Martin Carr reviews season 2 of Netflix’s Criminal…
Criminal changed the format for police procedurals by challenging our preconceptions. Extended monologues, voyeuristic interrogations and audience complicity drew people in without scenery chewing. For the guest star suspects including David Tennant and Hayley Atwell in season one, it provided opportunities for a measured masterclass in acting subtlety.
Supported by an array of season regulars including Katherine Kelly and Lee Ingleby, this set up demanded people pay attention. Feeling more like a two act play Criminal challenged prejudice, questioned the definition of guilt and sometimes left a sour taste. Season two written by Jim Field Smith and George Kay does more of the same casting doubt, promoting debate and allowing solid guest stars an opportunity to shine.

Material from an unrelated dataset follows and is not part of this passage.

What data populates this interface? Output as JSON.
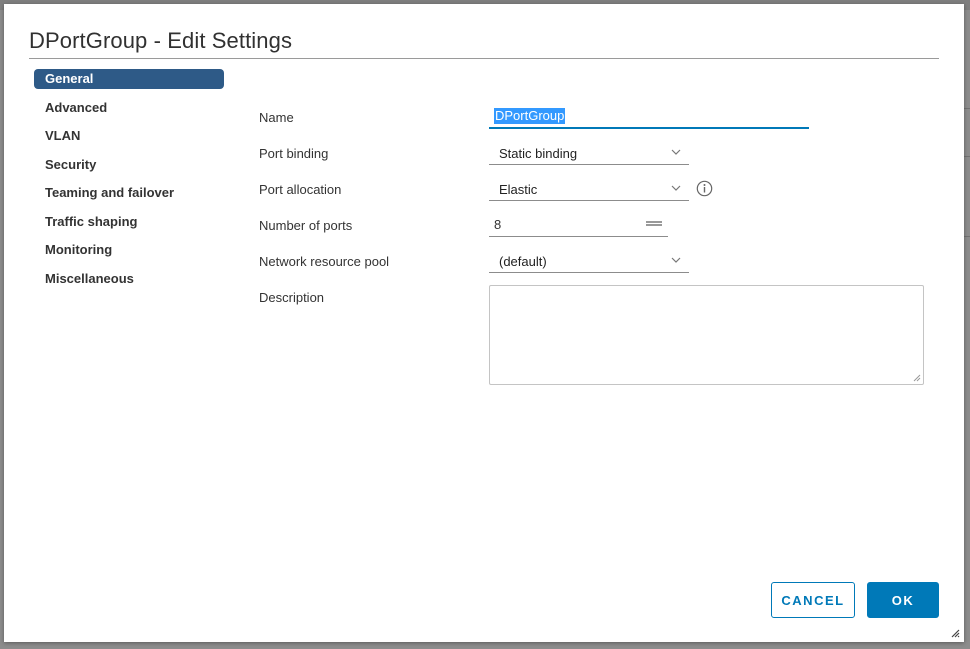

Combining its stripped down format, single location and inherent sense of claustrophobia, season two allows two left field choices time outside their comfort zone. Kit Harington is the first playing a narcissistic London company man in deep water. Gone is the sensitive, insular Jon Snow for which he is well known. In his place we get Alex a bluff, overtly masculine career type who is slick and loud. This really gives Harington something brash, brave and nuanced to tackle in a role which keeps him centre stage throughout.
His segment is not only layered with subtlety, external inter-relationships and flashes of emotion which shift the dynamic in different directions, but remains intentional contentious. There is an ambiguity which permeates the final exchanges between Alex and his accusers, that leaves no winners on this playing field. Police procedure, criminal definitions and personal ethics are called into question keeping the fires of debate burning throughout.
Possibly the most intriguing actor under interrogation this season is Kunal Nayyar, known globally for playing Raj Koothrappali. Walking in under the guise of a convicted felon offering information Nayyar is riveting in this role. By turns measured, calculating and emotionally barren it allows the actor to bury Raj permanently. Gone is the naïve, sensitive super nerd perpetually lovelorn and captured within a sitcom bubble. In his place we have Sandeep Singh who has delusions of grandeur, an elitist attitude and a talent for telling tales.
Handed some cold blooded dialogue and a character study most actors would kill for Kunal takes advantage. Substantial drama, sinister reveals and a denouncement that is guaranteed to stay with you, make him the reason to watch season two. Rarely do actors with such global recognition manage to cast off the role which defines them. Daniel Radcliffe never has, Christopher Reeve never did and Jim Parsons may struggle despite his best efforts. Something which is worth remembering because sometimes there are exceptions.